integrate behavioral repertoire so that one "self" is experienced across situations
What does behavioral therapy for DID treatment allow?
generalization and access to memories in other "states"
What is the general rule for DID treatment?
general rule about the person as a whole and being respectful of the individual personalities
What is the success of historic attempts to eliminate or destroy specific personalities?
attempts to eliminate or destroy specific personalities in client with DID have, historically, failed
What is the main controversy of DID?
-DID of questionable rarity
-may be commonly seen and valid diagnosis
-may not be as common as those people think and may not be a valid diagnosis
What is the questionable rarity of the controversy of DID?
-controversy as to whether it is more or less rare than originally thought
-controversy about validity of diagnosis
What are the reasons why DID may be commonly seen and a valid diagnosis?
-better criteria available for diagnosing the disorder
-growing belief in authenticity of DID as diagnosis
-incidence of DID may have been under reported
What are the reasons why DID may NOT be as common as those people think and may not be a valid diagnosis?
-may be "diagnosis of the year(s)" (zeitgeist issue)
-changing rates (before book of Sybil in 1973, 40,000 after Sybil)
What is confirmatory bias? (controversy of DID)
find what you are looking for
What are the difficulties of memories and remembering?
people do not remember everything (some events are difficult/painful to recall)
What is repressed memory?
-Freudian and psychoanalytic concept
-memory (traumatic) event
What are recovered memories?
-possible to have forgotten material and then remember
-may be spontaneous
-may be recovered through therapy

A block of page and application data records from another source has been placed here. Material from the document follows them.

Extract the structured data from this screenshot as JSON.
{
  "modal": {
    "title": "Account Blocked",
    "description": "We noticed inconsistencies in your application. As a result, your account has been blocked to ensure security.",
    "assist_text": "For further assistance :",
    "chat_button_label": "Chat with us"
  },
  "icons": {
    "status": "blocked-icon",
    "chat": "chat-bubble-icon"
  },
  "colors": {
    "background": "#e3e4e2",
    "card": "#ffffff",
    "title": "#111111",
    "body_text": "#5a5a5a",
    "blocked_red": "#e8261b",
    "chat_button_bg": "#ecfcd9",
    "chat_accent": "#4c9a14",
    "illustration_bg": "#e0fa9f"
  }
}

Are memories reliable?
-subject to manipulation and change
What is false memory syndrome?
-high number of vivid but false memories
-often of abusive events during childhood
-experience these as very real (interesting emotions, convinced occurred)
What are the criticisms of recovered memories?
-recovered memories are highly detailed (contradicts most research on memory)
-therapists have agendas and look for confirming evidence of abuse histories (clients are encouraged to assume abuse occurred)
What are the legal ramifications of recovered abuse memories?
-can arrest alleged abuser/perpetrator
-can take custody from alleged abuser
-can sue alleged abuser for damages
Why do people believe/fake false histories?
-client is looking for answer to why they are troubled
What is malingering?
-receiving external support
-Intentional production of false or grossly exaggerated physical or psychological symptoms
-Common with Antisocial Personality Disorder
ex: financial, work related
What is a factitious disorder?
-receiving psychological support (secondary gain)
-Intentional production or feigning of physical or psychological signs or symptoms
ex: "sick role"